This means absolutely nothing until one researches the history of Nico Nico. And it is another crazy world that is probably only understood by those who use it.
To oversimplify, Nico Nico is fairly similar to other video-sharing platforms like Youtube, Daily Motion and Vimeo. Subscribers can upload and share their videos for others to feedback and approve. And recently, I’ve also noticed that many aspiring animators upload their short videos – many of them surprisingly high school students – and the quality makes for a pleasant, eye-opening experience.
Nonetheless, I believe that most people would know Nico Nico more as a launching platform for vocaloid diva Hatsune Miku to shake the game of music entertainment. Which is intriguing as much as it is scary, because Hatsune Miku is NOT A REAL PERSON. Her voice was taken from samples of seiyuu actress Fujita Saki, and her character was conceptualized by a software development firm. And yet, with her emerald green hair, giant doe eyes and sexy gams, she fills concert halls with men who fall head over heels with her like ants to their queen.
That’s a terrible analogy, but it is no less befitting.

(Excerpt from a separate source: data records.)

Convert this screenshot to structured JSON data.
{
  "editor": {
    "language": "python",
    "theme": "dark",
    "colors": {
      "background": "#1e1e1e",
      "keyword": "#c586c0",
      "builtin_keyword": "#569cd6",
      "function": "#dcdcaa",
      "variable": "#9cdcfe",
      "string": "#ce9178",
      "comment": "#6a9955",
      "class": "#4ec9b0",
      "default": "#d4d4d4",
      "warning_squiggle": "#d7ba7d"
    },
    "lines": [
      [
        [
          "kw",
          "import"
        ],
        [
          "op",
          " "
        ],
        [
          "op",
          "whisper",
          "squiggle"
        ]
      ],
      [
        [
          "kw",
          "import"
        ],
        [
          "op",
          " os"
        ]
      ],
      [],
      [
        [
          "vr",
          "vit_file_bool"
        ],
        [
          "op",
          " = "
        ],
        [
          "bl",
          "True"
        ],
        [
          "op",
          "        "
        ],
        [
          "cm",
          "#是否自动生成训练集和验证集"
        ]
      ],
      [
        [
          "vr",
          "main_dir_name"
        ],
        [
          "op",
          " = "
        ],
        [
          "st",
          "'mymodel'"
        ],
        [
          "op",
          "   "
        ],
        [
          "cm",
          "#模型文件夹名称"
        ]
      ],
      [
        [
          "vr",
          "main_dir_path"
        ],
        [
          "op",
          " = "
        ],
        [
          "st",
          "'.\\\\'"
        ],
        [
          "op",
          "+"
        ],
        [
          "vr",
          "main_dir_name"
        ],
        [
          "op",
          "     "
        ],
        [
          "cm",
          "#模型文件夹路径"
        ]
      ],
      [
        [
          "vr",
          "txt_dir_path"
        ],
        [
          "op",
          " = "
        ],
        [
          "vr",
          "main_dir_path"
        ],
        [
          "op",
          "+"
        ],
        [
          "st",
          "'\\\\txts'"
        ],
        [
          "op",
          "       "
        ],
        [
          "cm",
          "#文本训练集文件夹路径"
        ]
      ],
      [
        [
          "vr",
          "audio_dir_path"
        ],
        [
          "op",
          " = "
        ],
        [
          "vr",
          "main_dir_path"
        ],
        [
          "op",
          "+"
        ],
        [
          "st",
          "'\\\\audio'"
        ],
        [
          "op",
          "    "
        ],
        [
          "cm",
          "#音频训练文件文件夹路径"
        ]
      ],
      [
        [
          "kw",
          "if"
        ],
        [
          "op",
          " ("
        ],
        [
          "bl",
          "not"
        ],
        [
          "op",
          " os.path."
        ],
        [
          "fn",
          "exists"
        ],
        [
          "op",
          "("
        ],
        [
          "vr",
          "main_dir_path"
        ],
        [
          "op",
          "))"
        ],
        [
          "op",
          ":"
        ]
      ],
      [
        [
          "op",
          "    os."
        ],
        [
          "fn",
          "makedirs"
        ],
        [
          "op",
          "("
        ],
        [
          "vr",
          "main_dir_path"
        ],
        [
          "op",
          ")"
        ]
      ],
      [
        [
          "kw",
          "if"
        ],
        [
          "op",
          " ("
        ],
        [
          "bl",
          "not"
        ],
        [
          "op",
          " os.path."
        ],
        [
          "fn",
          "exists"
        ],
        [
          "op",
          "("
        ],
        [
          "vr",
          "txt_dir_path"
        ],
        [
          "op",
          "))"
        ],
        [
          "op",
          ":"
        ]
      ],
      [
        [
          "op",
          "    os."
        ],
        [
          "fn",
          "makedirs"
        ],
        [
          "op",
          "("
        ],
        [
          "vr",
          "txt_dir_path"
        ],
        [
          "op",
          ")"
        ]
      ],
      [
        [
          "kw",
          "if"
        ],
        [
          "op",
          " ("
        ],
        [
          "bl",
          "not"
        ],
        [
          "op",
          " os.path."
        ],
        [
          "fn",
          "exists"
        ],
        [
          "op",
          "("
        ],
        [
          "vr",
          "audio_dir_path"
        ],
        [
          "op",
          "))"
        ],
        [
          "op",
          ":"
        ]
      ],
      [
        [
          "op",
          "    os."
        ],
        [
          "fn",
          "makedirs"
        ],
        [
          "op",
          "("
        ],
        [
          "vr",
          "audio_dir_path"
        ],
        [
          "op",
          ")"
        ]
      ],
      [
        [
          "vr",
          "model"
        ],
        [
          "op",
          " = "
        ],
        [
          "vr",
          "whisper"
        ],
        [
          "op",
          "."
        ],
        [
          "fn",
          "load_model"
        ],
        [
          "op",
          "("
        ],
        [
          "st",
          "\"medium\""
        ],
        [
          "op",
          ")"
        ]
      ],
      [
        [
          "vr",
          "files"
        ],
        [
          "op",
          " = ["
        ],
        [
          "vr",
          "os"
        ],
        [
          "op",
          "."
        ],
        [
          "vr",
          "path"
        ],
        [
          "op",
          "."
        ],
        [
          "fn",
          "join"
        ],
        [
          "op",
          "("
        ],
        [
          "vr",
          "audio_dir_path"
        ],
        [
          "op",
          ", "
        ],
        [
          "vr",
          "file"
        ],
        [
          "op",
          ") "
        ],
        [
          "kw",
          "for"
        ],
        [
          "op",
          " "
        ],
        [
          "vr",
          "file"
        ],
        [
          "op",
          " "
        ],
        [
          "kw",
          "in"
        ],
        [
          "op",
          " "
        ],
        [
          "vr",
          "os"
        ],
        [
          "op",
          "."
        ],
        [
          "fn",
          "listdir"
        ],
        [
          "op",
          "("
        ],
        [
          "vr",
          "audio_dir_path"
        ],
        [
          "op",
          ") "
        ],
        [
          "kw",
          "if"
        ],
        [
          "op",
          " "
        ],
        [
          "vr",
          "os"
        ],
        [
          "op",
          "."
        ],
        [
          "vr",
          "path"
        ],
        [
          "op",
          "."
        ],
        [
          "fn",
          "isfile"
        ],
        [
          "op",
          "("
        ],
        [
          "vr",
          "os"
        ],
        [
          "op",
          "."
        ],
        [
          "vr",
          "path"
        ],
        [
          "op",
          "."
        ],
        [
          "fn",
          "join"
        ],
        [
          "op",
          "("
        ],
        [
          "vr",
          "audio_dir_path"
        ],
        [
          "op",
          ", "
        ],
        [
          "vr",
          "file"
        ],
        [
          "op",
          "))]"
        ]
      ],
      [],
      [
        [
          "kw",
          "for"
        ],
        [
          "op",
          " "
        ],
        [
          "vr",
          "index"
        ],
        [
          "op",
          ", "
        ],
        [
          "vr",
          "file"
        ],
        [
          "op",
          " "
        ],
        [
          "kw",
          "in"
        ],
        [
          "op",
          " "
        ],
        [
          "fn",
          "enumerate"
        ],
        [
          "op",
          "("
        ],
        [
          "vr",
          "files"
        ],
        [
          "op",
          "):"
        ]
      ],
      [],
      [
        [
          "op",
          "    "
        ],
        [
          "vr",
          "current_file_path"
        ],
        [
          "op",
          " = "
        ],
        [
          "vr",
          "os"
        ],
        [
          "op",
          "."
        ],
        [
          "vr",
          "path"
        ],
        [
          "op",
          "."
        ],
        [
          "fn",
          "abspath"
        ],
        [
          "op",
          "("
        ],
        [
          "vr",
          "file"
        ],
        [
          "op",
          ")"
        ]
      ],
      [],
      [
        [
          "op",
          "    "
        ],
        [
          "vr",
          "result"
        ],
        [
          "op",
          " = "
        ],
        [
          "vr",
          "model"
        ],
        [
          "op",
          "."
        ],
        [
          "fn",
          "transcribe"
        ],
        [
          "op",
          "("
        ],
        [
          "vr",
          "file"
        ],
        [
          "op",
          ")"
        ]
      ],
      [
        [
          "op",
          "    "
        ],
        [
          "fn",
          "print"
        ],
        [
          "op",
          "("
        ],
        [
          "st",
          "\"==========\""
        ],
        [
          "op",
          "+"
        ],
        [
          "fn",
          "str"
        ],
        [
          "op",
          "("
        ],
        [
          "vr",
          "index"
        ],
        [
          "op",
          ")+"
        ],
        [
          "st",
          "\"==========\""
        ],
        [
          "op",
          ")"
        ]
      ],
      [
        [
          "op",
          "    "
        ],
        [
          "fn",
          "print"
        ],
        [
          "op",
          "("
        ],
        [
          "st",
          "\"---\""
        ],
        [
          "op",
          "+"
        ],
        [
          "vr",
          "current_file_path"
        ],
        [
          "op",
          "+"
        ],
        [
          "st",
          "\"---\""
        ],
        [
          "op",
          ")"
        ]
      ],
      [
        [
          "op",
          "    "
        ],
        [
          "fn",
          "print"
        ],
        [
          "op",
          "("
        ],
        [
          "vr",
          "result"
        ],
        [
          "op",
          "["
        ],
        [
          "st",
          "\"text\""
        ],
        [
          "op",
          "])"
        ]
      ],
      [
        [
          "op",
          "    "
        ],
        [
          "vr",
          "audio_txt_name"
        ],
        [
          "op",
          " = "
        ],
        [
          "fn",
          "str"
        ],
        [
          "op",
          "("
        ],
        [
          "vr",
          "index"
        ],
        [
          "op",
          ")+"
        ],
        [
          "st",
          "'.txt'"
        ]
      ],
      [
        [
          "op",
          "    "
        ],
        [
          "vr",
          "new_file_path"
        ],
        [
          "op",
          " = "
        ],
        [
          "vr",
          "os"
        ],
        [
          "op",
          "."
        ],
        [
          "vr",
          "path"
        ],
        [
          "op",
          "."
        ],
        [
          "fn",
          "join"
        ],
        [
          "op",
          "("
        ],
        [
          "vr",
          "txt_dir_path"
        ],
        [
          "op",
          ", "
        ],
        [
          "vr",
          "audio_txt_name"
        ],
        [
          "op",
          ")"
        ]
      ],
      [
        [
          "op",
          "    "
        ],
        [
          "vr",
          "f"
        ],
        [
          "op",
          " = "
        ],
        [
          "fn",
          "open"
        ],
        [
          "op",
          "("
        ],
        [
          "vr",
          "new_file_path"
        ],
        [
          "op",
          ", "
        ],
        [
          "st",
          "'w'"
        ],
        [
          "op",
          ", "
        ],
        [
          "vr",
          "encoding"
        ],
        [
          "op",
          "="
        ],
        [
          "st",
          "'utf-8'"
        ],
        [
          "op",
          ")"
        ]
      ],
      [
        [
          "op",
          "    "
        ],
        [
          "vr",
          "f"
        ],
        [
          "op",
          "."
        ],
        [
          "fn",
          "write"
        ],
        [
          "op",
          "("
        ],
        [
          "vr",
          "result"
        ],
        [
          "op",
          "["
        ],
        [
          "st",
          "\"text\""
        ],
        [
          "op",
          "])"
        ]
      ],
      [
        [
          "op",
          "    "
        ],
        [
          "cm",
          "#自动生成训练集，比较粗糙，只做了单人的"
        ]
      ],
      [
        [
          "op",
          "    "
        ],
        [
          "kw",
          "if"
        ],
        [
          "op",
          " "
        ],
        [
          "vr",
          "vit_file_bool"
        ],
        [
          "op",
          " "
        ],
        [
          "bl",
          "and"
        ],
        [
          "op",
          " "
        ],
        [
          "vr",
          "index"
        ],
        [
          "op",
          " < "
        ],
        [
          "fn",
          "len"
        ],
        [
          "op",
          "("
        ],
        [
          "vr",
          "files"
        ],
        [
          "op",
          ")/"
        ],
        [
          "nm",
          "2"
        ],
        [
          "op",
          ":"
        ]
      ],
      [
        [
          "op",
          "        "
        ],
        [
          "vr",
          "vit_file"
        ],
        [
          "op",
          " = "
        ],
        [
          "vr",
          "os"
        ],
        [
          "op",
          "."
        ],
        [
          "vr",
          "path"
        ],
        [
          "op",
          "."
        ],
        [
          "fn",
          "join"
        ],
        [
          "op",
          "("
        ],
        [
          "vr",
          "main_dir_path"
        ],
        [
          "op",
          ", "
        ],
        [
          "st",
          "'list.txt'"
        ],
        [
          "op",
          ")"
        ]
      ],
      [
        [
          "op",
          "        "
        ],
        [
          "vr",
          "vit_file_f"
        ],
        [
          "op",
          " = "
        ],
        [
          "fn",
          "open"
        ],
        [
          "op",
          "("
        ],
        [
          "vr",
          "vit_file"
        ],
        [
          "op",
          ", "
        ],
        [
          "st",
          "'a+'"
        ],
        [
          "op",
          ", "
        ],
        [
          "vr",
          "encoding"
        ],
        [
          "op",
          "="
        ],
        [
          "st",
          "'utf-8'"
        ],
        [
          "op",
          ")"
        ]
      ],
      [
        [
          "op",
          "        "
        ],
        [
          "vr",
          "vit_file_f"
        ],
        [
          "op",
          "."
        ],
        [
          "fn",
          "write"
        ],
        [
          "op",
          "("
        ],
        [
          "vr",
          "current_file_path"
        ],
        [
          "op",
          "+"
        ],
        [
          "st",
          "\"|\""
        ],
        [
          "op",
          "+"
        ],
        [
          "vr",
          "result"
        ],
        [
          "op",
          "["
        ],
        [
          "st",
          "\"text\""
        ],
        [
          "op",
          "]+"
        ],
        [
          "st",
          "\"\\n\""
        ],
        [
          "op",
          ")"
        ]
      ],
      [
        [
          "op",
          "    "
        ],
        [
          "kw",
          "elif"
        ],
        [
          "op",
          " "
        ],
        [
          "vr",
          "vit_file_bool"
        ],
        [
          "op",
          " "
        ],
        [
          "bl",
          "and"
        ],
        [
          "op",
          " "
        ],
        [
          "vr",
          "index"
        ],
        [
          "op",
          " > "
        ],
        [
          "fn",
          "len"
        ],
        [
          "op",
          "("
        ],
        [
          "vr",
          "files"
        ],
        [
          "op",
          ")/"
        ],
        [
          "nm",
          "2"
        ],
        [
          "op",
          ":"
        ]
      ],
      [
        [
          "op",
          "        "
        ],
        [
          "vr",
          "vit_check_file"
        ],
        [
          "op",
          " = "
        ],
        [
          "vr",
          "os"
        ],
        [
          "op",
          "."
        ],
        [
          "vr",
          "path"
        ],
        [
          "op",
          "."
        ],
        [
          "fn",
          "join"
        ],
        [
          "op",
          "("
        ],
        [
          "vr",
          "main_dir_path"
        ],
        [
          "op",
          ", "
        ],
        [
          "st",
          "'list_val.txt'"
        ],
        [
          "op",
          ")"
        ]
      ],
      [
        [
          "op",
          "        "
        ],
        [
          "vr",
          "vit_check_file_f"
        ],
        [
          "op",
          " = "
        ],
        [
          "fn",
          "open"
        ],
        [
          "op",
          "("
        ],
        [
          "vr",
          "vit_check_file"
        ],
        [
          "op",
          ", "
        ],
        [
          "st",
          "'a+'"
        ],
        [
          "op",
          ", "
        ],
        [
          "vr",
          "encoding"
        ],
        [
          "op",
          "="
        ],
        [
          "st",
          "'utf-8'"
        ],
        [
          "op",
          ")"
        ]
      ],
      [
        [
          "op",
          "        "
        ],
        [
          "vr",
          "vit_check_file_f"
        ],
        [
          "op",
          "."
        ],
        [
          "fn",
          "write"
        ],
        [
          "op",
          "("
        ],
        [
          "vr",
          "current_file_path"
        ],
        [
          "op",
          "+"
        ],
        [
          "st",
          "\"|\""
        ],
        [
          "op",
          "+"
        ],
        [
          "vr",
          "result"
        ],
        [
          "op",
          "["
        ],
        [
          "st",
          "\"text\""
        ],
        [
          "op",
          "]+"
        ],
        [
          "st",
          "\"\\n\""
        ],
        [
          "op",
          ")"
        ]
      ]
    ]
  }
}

I suppose with that came an avalanche of other inspired artists who decided that Nico Nico was the best platform to launch an online music career without revealing the real people behind those voices – well, at least the ones that are clearly real. Many of them rely on auto-tune technology, but as many as there are artificial beings, there is a formidable number of genuinely talented singers hiding behind their characters.
Supercell is probably the next best example. The man behind this 11-piece band, Ryo, launched songs on Nico Nico first before releasing their independent records, and there has been some modest success. EGOIST probably stands out the most among the members, having sung theme songs for a couple of anime series. I have not heard them sing live, but anyone who has heard The Beast with No Name『名前のない怪物』has got to acknowledge this talent.
One loophole I see in this business is saturation. Technology has made it possible to release new singers so quickly, no one seems to know how many there really are right now. One look at utaite.wikia.com was enough to disorient me. But the other – and possibly more dubious – is denying reality. The temptation to stay hidden behind a fictional character also creates a comfort zone to be famous with anonymity, and safety against unwanted attention. I imagine one feels good not to be judged based on their true appearances; they use the songs to their full potential to let the fans create their preferred image themselves. It’s a win-win for all.
I will continue to explore more of such singers in this world of unreal people, although I sincerely hope that these singers will come out from the shadows to reveal who they are – not as a character design, but living, breathing flesh like the rest of us.